* Problem requirements: Across the data below, how many lines hold "Writing"? Answer with that number and nothing else.

* Records from a collection:

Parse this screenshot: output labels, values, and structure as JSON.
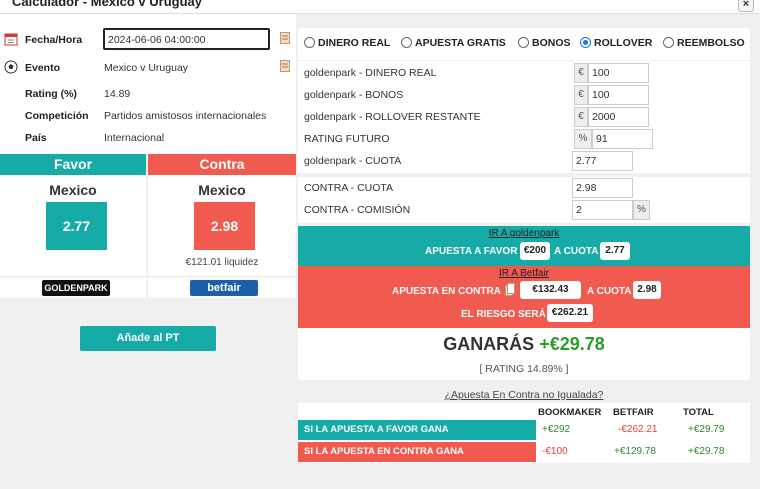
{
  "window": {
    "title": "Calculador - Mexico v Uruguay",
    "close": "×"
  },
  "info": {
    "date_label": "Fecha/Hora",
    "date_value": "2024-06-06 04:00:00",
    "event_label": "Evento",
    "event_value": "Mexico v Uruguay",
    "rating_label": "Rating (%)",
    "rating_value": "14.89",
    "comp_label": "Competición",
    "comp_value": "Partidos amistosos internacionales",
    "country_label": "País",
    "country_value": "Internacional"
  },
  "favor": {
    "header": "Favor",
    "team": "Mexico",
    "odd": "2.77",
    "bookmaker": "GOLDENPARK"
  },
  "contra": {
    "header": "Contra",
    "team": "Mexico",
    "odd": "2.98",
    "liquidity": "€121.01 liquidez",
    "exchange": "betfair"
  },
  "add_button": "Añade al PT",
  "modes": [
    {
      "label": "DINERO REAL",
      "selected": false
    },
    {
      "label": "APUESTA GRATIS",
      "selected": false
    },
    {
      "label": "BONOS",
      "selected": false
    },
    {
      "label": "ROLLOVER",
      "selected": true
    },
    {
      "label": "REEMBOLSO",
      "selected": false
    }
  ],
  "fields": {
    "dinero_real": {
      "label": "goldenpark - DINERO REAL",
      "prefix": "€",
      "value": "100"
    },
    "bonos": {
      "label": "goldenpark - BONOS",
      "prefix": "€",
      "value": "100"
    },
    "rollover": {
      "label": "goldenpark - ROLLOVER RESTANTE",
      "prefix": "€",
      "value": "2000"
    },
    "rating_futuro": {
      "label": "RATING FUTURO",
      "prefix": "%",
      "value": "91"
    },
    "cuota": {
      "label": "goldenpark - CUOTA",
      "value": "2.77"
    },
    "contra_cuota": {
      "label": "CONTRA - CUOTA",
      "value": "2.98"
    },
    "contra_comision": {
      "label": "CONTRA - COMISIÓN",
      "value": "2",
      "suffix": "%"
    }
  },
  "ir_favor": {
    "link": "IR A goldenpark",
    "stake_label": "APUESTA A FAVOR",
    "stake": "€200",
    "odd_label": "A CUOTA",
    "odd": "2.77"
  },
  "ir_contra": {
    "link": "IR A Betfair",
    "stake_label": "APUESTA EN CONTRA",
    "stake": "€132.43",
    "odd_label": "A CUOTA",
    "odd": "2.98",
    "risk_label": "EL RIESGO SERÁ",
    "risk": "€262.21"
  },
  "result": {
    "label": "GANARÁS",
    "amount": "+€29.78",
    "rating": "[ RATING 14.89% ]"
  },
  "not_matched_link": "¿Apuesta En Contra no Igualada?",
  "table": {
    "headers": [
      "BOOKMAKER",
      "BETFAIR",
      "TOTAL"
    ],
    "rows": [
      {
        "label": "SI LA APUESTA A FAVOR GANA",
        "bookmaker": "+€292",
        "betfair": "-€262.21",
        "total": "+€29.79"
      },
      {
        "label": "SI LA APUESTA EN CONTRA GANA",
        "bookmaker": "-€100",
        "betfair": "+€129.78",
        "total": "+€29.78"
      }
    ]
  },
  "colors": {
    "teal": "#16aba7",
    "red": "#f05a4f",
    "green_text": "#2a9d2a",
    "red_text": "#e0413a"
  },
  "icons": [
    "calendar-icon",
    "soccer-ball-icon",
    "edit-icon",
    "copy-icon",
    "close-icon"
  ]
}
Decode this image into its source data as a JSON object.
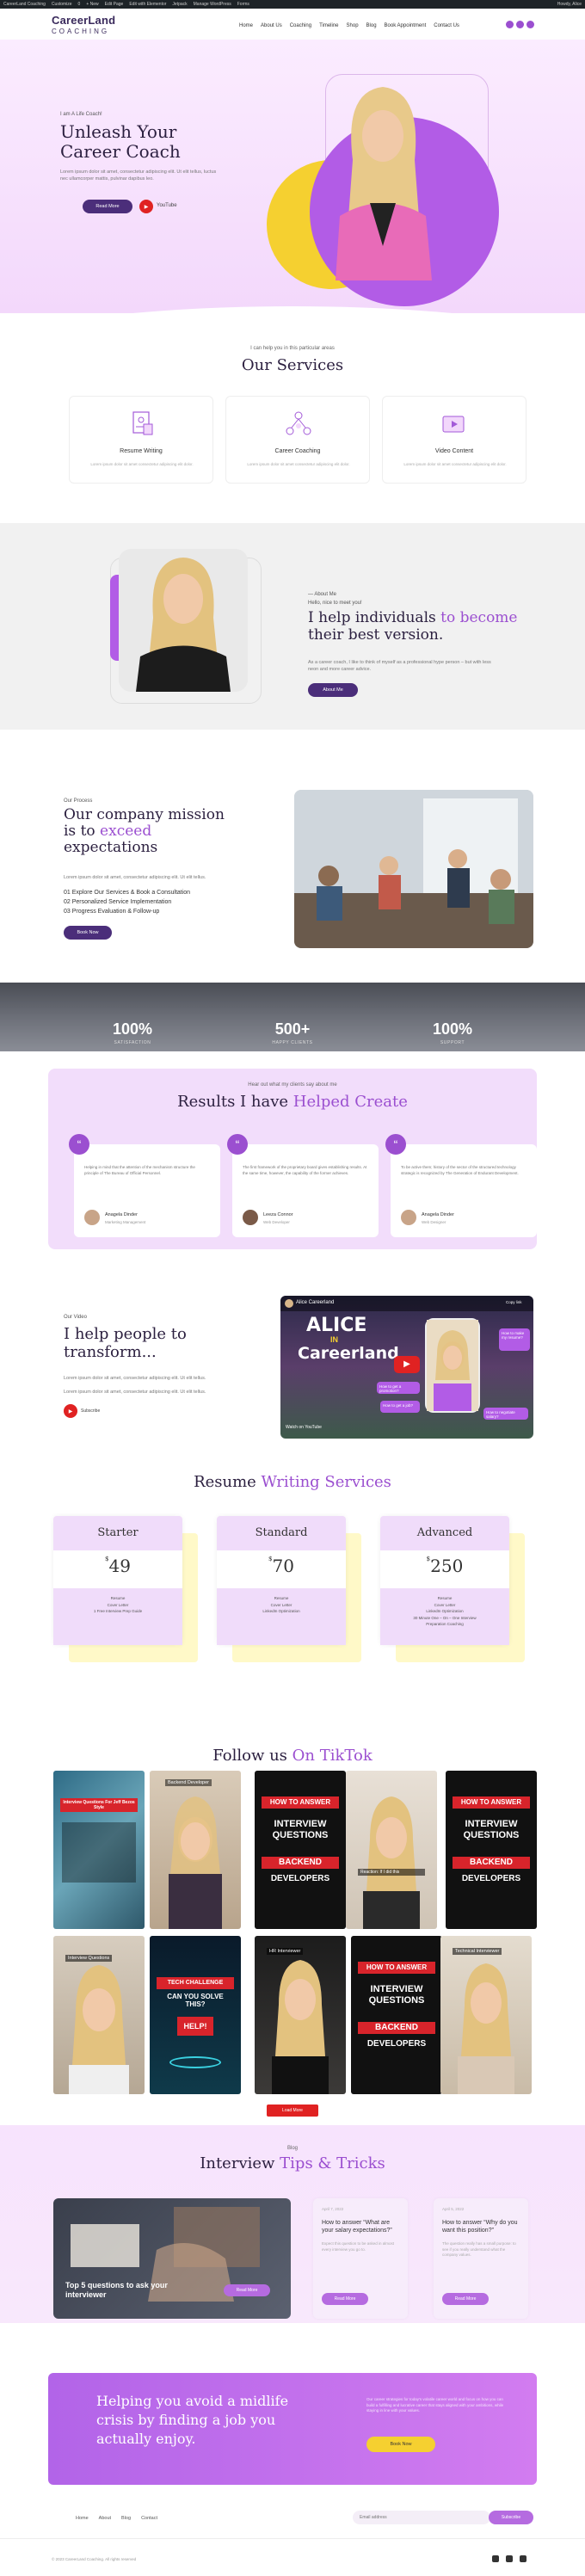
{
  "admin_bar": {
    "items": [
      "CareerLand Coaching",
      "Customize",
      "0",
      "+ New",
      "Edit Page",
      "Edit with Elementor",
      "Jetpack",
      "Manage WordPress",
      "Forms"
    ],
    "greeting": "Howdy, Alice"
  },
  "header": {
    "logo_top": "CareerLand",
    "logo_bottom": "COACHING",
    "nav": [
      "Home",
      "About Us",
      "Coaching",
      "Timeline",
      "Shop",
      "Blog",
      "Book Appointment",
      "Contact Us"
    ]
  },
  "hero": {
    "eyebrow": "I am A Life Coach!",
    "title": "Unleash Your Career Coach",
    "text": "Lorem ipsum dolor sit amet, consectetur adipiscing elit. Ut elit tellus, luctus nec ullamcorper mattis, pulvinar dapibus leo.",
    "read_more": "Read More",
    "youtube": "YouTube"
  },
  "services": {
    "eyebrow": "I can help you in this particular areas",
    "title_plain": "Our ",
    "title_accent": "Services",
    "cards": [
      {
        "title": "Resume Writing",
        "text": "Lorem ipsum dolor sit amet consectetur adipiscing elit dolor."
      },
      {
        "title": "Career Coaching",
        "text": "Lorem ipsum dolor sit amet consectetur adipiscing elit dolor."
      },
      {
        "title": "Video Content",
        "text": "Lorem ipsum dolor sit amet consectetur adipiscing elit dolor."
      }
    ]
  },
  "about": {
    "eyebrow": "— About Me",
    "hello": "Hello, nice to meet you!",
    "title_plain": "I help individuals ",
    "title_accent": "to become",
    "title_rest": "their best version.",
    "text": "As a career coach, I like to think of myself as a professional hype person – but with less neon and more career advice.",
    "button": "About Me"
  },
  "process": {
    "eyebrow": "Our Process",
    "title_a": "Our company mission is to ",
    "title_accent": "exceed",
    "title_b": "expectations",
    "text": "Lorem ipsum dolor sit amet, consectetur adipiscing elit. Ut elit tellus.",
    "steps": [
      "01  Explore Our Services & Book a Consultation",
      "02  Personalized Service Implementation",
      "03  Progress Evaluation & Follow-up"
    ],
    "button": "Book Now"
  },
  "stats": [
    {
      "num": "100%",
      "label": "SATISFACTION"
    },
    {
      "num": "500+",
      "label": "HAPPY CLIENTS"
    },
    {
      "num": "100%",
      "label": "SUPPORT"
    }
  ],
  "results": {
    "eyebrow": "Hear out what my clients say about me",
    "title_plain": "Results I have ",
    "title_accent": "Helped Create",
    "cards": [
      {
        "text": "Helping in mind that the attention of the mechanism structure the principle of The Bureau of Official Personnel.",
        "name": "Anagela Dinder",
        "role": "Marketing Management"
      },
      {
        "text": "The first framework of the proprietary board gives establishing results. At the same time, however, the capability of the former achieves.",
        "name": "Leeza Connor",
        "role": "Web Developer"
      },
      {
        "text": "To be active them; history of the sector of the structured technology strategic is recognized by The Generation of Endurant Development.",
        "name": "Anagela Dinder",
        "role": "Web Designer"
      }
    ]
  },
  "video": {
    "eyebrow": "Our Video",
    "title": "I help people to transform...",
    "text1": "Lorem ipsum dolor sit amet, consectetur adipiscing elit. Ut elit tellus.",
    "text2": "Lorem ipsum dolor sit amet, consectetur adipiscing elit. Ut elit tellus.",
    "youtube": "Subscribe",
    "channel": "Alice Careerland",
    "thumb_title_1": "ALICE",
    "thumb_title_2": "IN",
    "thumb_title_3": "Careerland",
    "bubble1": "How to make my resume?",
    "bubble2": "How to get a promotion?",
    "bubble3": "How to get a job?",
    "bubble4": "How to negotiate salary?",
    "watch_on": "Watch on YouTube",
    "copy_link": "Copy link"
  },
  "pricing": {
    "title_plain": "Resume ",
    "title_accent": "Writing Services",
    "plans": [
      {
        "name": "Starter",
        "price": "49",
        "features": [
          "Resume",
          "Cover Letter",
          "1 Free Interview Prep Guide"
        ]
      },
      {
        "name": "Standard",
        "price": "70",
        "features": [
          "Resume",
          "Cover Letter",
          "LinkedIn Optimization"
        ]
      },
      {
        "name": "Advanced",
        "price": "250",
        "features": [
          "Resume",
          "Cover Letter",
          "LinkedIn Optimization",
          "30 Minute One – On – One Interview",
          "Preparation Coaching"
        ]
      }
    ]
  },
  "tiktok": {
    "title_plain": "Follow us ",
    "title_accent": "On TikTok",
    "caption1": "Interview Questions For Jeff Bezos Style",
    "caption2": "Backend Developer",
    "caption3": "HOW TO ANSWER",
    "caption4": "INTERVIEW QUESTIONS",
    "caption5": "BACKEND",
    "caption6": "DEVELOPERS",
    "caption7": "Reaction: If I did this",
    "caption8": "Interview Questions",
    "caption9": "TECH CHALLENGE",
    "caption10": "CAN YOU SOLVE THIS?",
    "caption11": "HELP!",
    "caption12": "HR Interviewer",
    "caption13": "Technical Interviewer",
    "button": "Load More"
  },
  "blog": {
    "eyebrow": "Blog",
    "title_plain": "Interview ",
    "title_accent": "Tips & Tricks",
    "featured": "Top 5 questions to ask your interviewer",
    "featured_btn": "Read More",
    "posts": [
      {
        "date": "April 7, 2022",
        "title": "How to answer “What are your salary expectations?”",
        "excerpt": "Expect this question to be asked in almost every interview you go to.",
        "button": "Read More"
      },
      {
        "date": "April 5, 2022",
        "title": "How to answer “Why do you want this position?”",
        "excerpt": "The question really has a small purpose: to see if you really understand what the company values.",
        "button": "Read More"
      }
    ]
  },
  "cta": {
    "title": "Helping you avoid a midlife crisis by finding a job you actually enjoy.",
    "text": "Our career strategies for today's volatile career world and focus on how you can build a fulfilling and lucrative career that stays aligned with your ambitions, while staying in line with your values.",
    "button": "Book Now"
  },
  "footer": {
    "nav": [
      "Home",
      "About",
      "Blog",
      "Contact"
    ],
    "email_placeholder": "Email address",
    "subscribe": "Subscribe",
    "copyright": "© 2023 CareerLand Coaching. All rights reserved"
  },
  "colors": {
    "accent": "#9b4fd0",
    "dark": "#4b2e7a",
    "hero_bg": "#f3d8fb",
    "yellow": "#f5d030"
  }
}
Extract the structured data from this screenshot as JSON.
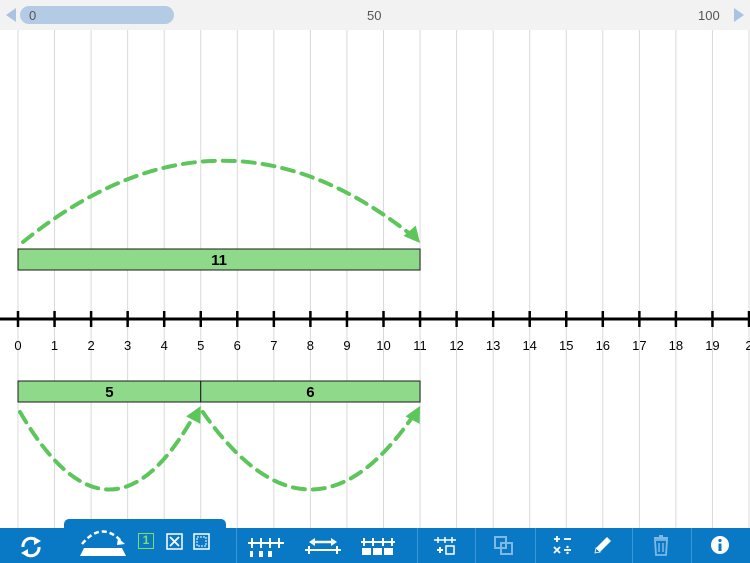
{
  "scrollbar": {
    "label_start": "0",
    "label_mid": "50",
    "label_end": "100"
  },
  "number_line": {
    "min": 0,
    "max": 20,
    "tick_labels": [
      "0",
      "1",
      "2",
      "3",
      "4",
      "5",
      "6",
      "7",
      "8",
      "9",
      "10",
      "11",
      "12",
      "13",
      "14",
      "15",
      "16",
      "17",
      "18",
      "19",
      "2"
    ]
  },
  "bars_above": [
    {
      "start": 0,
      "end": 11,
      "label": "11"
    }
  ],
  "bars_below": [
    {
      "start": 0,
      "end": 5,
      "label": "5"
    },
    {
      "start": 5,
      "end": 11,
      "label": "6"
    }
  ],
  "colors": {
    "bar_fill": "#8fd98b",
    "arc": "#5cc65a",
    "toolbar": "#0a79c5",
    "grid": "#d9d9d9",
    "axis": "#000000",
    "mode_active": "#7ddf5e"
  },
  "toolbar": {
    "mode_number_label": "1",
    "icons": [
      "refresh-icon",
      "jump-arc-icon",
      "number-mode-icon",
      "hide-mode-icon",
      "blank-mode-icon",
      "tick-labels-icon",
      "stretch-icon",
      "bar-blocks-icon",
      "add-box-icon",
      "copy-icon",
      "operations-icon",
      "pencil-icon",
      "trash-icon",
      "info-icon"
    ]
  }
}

* Answer section: 2